Without naming names, which would be unprofessional (and obnoxious), I think there are 4 degreed meteorologists in Portland TV (full or part-time).  One of those is me.  Most of the rest of the broadcasters are in that 2nd category mentioned above.  Those that don’t have the degree are often great forecasters that love their jobs and no different from me.  They just didn’t get all the final math/physics that is required for the B.S. degree.   Most were also journalists first and then went into weather.  Management loves that because then you can be used for either weather OR reporting.  Many folks have gone through the Mississippi State Certificate of Broadcast Meteorology program, which is pretty in-depth from what I’ve seen.  As for the “weathercasters”, as far as I’m aware there are only 2-3 people (out of ~16) doing weather on Portland TV (regularly) that have no training of any sort in weather/meteorology.

So there you go…that’s the meteorology story.

What about those seals?   There are three you might see on Portland TV.

1. The old AMS Seal of Approval (not issued after 2008)


This was the standard for many years.  The AMS issued these from 1956 until around 2008.   I think there are one or two people at each station that have one of these.  You can search for your favorite weather person here:  http://www.ametsoc.org/memdir/seallist/get_listoftv.cfm

2. AMS Certified Broadcast Meteorologist

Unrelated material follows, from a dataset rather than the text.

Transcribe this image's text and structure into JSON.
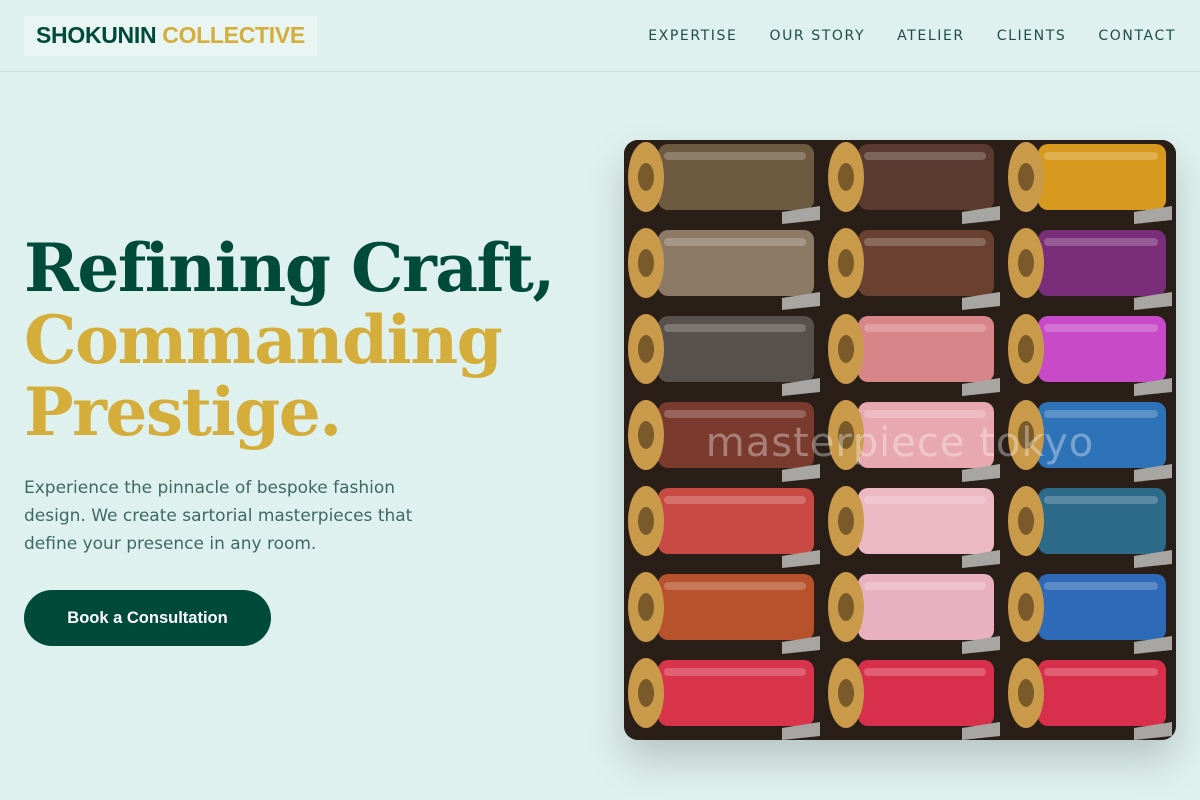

This was introduced in the late 2000s…because requirements for the old AMS seal were relatively loose.  You just had to send in a tape and show that you had some meteorology education.  As long as you seemed relatively competent, you passed.  That said, I flunked the first time in 1994 or so…hmmm.   I passed the 2nd time around 6 months later.  The new AMS Certified Broadcast Meteorologist seal more or less requires the full meteorology degree.  It also requires a test and continuing education/portfolio requirements that was not required in the old seal.  Only 2 of us in Portland have this seal.  You can search the list here:  I happened to be on the Board of Broadcast Meteorology when this was introduced.  They “strongly recommended” we get one so I was quick to jump on it.  In time, this seal will become more valuable since the other is no longer offered.  That’s making the HUGE assumption that local TV news will continue in its current form.  Seems very unlikely in our current online world.

3. NWA Seal

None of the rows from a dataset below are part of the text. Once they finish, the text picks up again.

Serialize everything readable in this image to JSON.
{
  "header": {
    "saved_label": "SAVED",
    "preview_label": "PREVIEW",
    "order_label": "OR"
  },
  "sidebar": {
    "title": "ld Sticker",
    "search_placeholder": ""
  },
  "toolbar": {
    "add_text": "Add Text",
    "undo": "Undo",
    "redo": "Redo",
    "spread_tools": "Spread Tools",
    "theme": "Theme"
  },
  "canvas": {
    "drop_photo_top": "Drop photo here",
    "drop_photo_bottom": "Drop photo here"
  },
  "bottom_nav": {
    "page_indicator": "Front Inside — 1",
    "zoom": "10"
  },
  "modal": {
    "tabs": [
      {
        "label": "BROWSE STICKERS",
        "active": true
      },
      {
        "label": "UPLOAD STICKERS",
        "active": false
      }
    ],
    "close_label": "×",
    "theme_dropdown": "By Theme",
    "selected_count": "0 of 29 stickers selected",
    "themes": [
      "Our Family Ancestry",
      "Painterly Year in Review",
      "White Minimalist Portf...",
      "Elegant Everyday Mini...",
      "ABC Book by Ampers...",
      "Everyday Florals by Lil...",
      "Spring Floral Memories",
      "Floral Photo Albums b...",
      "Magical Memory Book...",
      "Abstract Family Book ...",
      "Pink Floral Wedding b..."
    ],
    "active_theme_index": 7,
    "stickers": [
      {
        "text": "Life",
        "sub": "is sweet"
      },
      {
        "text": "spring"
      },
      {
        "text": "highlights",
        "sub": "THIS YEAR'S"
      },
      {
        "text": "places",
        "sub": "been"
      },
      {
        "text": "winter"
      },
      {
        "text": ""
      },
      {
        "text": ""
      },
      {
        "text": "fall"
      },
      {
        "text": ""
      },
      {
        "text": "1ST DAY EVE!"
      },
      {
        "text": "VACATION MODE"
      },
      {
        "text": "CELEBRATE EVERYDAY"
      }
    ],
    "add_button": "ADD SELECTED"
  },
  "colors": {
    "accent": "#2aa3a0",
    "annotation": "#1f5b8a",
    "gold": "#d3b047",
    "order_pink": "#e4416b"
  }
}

The National Weather Association also has a seal of approval program, similar to the AMS seal.  You take a test and submit tapes, similar to the AMS CBM program.  You can find a listing here.  I didn’t spend much time on the site, but I’m not aware that anyone in Portland has an NWA seal.  Maybe one.

A couple final thoughts:

  1. Having/not having a seal doesn’t mean you are/aren’t a meteorologist.  They are not directly related to each other.
  2. Bosses along the West Coast, where the weather is very mild much of the time, are not as concerned with a person’s credentials or professional seals.  We are more personality-driven.  It’s a much bigger issue in the severe weather parts of the country.  I know of some locations in the Midwest where you won’t get a TV job without a seal.

Hopefully I’ve cleared things up a bit.  If you have any other questions I can answer them below.

Chief Meteorologist Mark Nelsen